I used to think there was a sort of tension between “faith” and “works”. It’s in the pages of scripture. It’s expressed by Paul and then differently by James. The arguments roil out from there.
A while ago, I came to the (still work in progress, beware!) conclusion that both concepts are two sides of the same coin. One doesn’t flow out of the other. They are the same thing.
This is a hard thing to live out. Especially when you’ve still got those old categories rolling around in your head.
But there’s something worse. There’s this philosophy that says grace is all you need, or faith is all you need (depending on what sort of works you have in mind), and then denies it in practice.
To me, this is how you build a Guilt Factory.
First you say that grace/faith is all that matters. Then you say that works flow out of grace. Then, as a result of that, you say that what God really cares about is your “heart”. Because if you heart is in the right place, your works are going to be in the right place too.
Then finish it off with a dollop of strictly enforced cultural norms, traditions, and piety. The piety is were it really gets intense, because the grace/faith you’ve been given is supposed to end up in works that are supposed to end up looking exactly like the received norms, the traditions, and the piety.
If you don’t have that piety, you don’t have the works. If you don’t have the works, you don’t have the faith. Either you (at best) have a “hard heart” or (at worst) are plain wolf among sheep.
That’s a Guilt Factory right there.
It’s an amazing way of turning something free and unlimited — forgiveness, for instance — into something limited, and most importantly, definable. There’s no way that it won’t make you feel bad. You can preach your perseverance of the saints till you’re blue in the face, but you’re going to have a congregation full of people doubting their own salvation.
The only way out is to remember this: Piety is horseshit.
Or filthy rags. Either way.
Piety is Phariseeism. That’s not a hard call. You take scripture and wrap it up in a cocoon of your own stuff, you’ve got a Pharisee. Whether that be eating meat offered to idols, or voting for a particular political party, or following God’s will for your life (more on that in a later post)… Basically anything that binds a Christian’s conscience to something that isn’t in scripture.
So what do we say to this? Is it okay to just keep sinning because forgiveness is free?
Well, no. But isn’t it strange that this is where our brains go first?
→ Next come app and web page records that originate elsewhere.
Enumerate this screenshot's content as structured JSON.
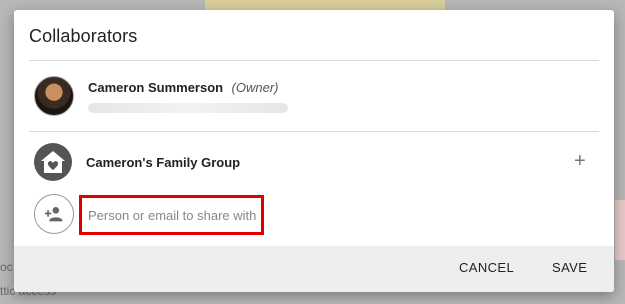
{
  "dialog": {
    "title": "Collaborators",
    "owner": {
      "name": "Cameron Summerson",
      "role": "(Owner)"
    },
    "group": {
      "name": "Cameron's Family Group"
    },
    "share": {
      "placeholder": "Person or email to share with"
    },
    "actions": {
      "cancel_label": "CANCEL",
      "save_label": "SAVE"
    },
    "highlight_color": "#e00000"
  },
  "background": {
    "text_line_1": "ttic access",
    "text_line_2": "oc"
  }
}
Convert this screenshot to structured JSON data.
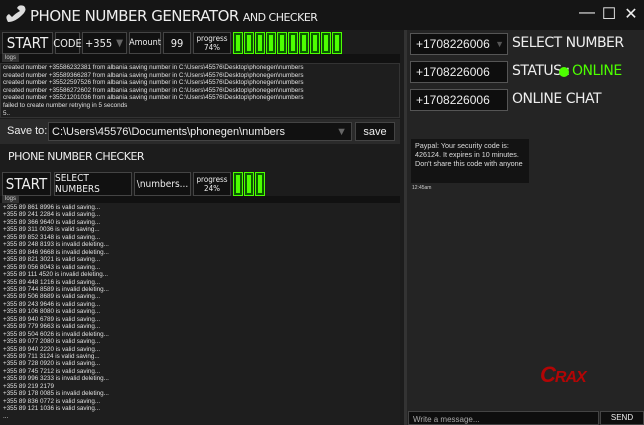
{
  "app": {
    "title": "PHONE NUMBER GENERATOR",
    "subtitle": "AND CHECKER",
    "minimize": "—",
    "maximize": "☐",
    "close": "✕"
  },
  "generator": {
    "start": "START",
    "code_label": "CODE",
    "code_value": "+355",
    "amount_label": "Amount",
    "amount_value": "99",
    "progress_label": "progress",
    "progress_value": "74%",
    "progress_fraction": 0.74,
    "logs_tab": "logs",
    "logs": [
      "created number +35586232381 from albania saving number in C:\\Users\\45576\\Desktop\\phonegen\\numbers",
      "created number +35589366287 from albania saving number in C:\\Users\\45576\\Desktop\\phonegen\\numbers",
      "created number +35522597526 from albania saving number in C:\\Users\\45576\\Desktop\\phonegen\\numbers",
      "created number +35586272602 from albania saving number in C:\\Users\\45576\\Desktop\\phonegen\\numbers",
      "created number +35521201036 from albania saving number in C:\\Users\\45576\\Desktop\\phonegen\\numbers",
      "failed to create number retrying in 5 seconds",
      "5.."
    ]
  },
  "save": {
    "label": "Save to:",
    "path": "C:\\Users\\45576\\Documents\\phonegen\\numbers",
    "button": "save"
  },
  "checker": {
    "heading": "PHONE NUMBER CHECKER",
    "start": "START",
    "select": "SELECT NUMBERS",
    "file": "\\numbers...",
    "progress_label": "progress",
    "progress_value": "24%",
    "progress_fraction": 0.24,
    "logs_tab": "logs",
    "logs": [
      "+355 89 861 8996 is valid saving...",
      "+355 89 241 2284 is valid saving...",
      "+355 89 366 9640 is valid saving...",
      "+355 89 311 0036 is valid saving...",
      "+355 89 852 3148 is valid saving...",
      "+355 89 248 8193 is invalid deleting...",
      "+355 89 846 9668 is invalid deleting...",
      "+355 89 821 3021 is valid saving...",
      "+355 89 056 8043 is valid saving...",
      "+355 89 111 4520 is invalid deleting...",
      "+355 89 448 1216 is valid saving...",
      "+355 89 744 8589 is invalid deleting...",
      "+355 89 506 8689 is valid saving...",
      "+355 89 243 9646 is valid saving...",
      "+355 89 106 8080 is valid saving...",
      "+355 89 940 6789 is valid saving...",
      "+355 89 779 9663 is valid saving...",
      "+355 89 504 6026 is invalid deleting...",
      "+355 89 077 2080 is valid saving...",
      "+355 89 940 2220 is valid saving...",
      "+355 89 711 3124 is valid saving...",
      "+355 89 728 0920 is valid saving...",
      "+355 89 745 7212 is valid saving...",
      "+355 89 996 3233 is invalid deleting...",
      "+355 89 219 2179",
      "+355 89 178 0085 is invalid deleting...",
      "+355 89 836 0772 is valid saving...",
      "+355 89 121 1036 is valid saving...",
      "..."
    ]
  },
  "right": {
    "number1": "+1708226006",
    "select_label": "SELECT NUMBER",
    "number2": "+1708226006",
    "status_label": "STATUS :",
    "status_value": "ONLINE",
    "number3": "+1708226006",
    "chat_label": "ONLINE CHAT",
    "message": "Paypal: Your security code is: 426124. It expires in 10 minutes. Don't share this code with anyone",
    "message_time": "12:45am",
    "input_placeholder": "Write a message...",
    "send": "SEND"
  },
  "watermark": "CRAX",
  "colors": {
    "green": "#4dff00"
  }
}
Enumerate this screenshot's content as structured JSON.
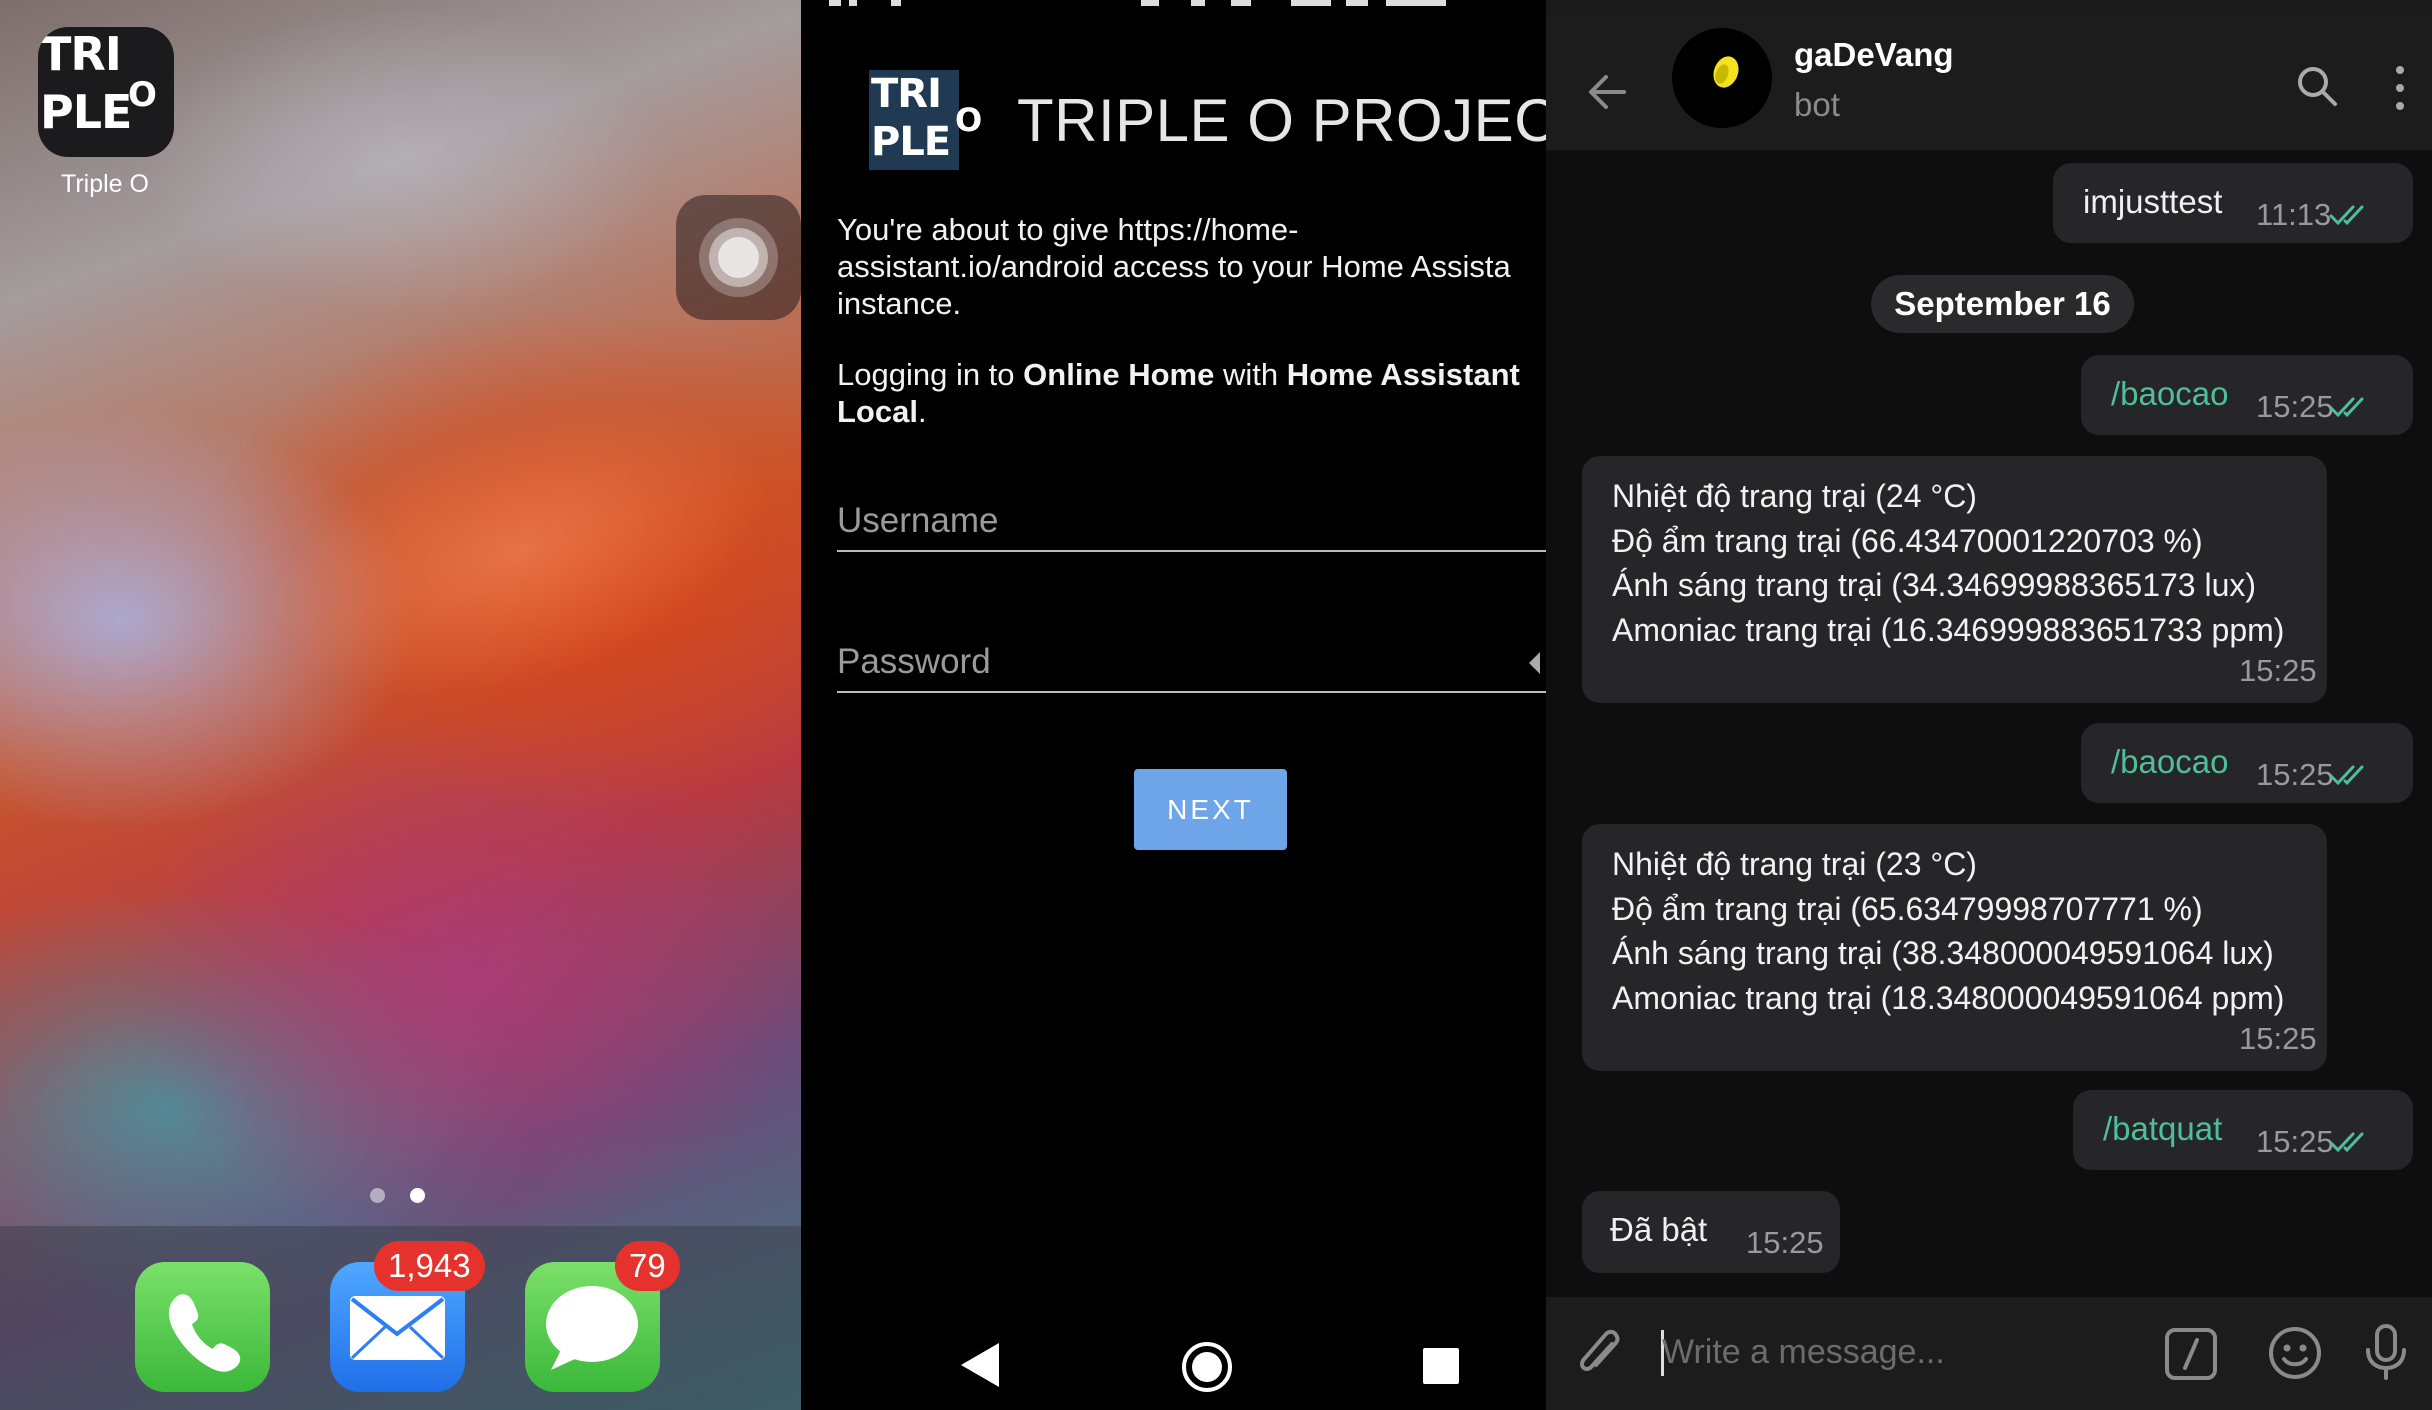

We’ve found a loophole! “Well, doesn’t that mean I can do whatever I want?” Kind of skipped over the amazing grace part. This seems to be a recurring theme in this human experiment.
Either way, when you weld piety onto the side of grace, you get a Guilt Factory. Your sin in a heart condition, and your heart condition is what God really cares about… so what then? How do you change your heart? Certainly not by working at it — after all, works are bad right? Do you ask God? What if he says “no”? What if this is a Jacob-have-I-loved, Esau-have-I-hated situation? Doubt, insecurity, and guilt.
As an added bonus, you can’t help create rankings. Everyone is equal under grace (it’s a binary state, you either have it or you don’t), but piety allows you to out some people above other people. The more holy above the less holy. The more extreme above the less extreme.
I’ve seen this work out. It always ends up that the people with the most extreme positions on something (Let’s wear only dresses! Let’s not listen to rock and roll music! Let’s wear head coverings! Let’s not date! Let’s not kiss! Let’s not dance! Let’s not have worship instruments in the service!) Which, I mean, as things you might do personally, without binding any other consciences, these may all be fine… but as soon as you start looking down on other people who don’t agree with your weird-o stance, there’s a problem. If your faith community is doing this collectively… it’s time to get the heck (Let’s not curse!) out of dodge.